Quirky became a startup darling for its community invention model. Where did it all go wrong?
That was the foundation of invention platform Quirky. The 2009 startup came from the mind of 22-year-old founder Ben and boasted a communal creation process for inventors.
If selected, Quirky sold the product - sometimes resulting in significant revenue for the inventors, Quirky community, and the business.
The platform boomed as the global recession pushed entrepreneurs to find alternative routes to fund their creations and find income.
Over seven rounds of fundraising, the startup brought in over $175 million from 11 investors, including General Electric.

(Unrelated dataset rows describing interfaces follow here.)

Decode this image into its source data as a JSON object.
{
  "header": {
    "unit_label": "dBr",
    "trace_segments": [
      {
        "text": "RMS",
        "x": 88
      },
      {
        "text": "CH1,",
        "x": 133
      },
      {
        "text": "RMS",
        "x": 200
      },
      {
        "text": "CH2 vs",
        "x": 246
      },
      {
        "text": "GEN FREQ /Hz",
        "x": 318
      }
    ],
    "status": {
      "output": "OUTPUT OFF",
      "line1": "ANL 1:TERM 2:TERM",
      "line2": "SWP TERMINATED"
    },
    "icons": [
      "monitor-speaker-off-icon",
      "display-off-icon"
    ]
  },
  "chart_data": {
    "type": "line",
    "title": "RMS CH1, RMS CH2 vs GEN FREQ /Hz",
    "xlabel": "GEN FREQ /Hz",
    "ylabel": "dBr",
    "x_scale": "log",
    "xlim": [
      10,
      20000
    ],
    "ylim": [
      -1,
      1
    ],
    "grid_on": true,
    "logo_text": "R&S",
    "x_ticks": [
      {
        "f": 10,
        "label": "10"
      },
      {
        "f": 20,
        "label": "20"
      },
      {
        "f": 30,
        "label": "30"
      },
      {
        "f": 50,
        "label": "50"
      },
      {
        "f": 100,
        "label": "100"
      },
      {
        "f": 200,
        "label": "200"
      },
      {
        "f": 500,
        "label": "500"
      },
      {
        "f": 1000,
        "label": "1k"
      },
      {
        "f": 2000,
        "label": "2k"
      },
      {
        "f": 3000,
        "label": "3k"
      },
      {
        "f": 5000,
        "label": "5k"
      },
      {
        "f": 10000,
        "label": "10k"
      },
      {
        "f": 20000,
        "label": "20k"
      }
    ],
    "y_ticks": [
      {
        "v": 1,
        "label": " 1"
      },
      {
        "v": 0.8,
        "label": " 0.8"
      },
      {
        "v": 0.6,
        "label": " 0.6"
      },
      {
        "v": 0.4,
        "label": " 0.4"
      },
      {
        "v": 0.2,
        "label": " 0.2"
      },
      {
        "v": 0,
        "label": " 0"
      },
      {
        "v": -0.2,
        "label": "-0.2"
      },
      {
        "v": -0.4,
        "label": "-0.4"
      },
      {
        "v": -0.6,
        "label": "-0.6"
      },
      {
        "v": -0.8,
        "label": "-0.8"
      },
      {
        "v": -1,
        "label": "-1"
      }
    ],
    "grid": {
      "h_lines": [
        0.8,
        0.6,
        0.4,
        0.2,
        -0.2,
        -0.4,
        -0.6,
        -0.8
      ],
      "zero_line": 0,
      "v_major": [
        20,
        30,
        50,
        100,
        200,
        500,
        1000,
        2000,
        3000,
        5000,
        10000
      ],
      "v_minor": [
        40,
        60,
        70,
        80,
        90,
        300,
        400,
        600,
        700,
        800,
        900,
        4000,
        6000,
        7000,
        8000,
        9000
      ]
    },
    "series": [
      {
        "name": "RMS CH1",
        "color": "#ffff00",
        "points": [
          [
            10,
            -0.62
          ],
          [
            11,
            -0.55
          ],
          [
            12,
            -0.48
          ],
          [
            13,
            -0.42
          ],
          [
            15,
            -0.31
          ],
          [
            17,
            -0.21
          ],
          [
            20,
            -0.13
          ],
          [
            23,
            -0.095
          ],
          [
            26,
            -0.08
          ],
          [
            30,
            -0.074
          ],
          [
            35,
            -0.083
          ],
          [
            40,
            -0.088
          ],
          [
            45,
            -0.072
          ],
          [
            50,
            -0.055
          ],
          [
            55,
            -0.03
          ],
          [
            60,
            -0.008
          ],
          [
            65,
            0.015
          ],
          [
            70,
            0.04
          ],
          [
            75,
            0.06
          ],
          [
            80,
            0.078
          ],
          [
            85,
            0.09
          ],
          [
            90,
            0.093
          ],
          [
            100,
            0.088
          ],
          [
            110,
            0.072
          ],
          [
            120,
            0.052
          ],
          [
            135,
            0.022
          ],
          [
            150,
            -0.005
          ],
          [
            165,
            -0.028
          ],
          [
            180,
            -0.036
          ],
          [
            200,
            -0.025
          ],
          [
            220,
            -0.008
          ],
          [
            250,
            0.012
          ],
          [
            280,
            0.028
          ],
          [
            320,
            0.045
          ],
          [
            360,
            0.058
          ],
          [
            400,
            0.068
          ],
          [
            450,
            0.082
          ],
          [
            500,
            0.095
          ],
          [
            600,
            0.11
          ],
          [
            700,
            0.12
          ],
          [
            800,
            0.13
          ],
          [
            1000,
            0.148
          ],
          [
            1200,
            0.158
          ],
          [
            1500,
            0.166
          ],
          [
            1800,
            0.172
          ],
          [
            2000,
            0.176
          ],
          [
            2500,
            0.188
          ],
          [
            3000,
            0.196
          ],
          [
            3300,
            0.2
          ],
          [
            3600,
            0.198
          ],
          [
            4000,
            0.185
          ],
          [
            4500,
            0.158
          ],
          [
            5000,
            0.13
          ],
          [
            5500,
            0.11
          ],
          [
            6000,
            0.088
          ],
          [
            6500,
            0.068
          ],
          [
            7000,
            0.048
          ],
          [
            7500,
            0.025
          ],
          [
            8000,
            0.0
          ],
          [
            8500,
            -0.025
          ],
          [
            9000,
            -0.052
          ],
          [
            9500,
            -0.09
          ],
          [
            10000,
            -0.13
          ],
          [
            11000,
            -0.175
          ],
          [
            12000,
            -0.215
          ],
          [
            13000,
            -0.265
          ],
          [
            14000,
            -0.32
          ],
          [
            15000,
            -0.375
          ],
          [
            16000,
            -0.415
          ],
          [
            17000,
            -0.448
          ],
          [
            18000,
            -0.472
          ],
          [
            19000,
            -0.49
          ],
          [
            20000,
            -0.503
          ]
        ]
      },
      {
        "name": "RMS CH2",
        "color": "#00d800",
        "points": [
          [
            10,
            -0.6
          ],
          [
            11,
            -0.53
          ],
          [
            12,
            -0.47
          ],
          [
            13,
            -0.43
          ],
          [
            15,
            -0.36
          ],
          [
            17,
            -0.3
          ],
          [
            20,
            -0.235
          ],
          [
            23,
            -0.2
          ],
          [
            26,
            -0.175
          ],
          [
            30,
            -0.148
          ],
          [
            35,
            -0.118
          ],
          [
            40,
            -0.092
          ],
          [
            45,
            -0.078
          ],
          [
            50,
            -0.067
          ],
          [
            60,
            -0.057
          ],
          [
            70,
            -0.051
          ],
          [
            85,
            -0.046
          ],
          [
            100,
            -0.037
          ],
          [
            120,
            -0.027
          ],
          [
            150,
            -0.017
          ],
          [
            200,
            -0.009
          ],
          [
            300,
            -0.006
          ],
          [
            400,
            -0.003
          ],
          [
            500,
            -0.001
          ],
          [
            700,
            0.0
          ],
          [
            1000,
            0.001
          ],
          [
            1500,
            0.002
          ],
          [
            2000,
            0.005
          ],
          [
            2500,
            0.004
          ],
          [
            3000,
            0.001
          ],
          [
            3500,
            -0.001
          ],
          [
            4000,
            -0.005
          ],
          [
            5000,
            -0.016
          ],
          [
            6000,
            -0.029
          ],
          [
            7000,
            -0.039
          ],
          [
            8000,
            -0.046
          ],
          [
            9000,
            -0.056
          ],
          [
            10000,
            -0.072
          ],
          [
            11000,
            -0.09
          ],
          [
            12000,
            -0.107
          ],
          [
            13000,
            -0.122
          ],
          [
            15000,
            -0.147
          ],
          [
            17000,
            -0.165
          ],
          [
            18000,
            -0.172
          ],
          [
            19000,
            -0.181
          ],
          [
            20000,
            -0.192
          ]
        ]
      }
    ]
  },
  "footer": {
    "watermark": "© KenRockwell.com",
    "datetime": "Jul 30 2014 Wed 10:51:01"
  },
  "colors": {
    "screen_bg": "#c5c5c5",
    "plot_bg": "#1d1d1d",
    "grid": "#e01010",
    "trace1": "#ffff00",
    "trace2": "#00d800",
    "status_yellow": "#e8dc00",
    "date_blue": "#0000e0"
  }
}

But by 2015, Quirky had produced too many costly low-selling products and found it hard to secure additional funds.
That year, 111 employees were laid off and Kaufman stepped down as CEO. The company filed for Chapter 11 bankruptcy later in the year. In 2016, Quirky was acquired by Q Holdings, LLC - keeping the platform alive.
While Kaufman and Quirky’s aspirations were noble, one must remember that even a community must operate like a business if it wants to thrive.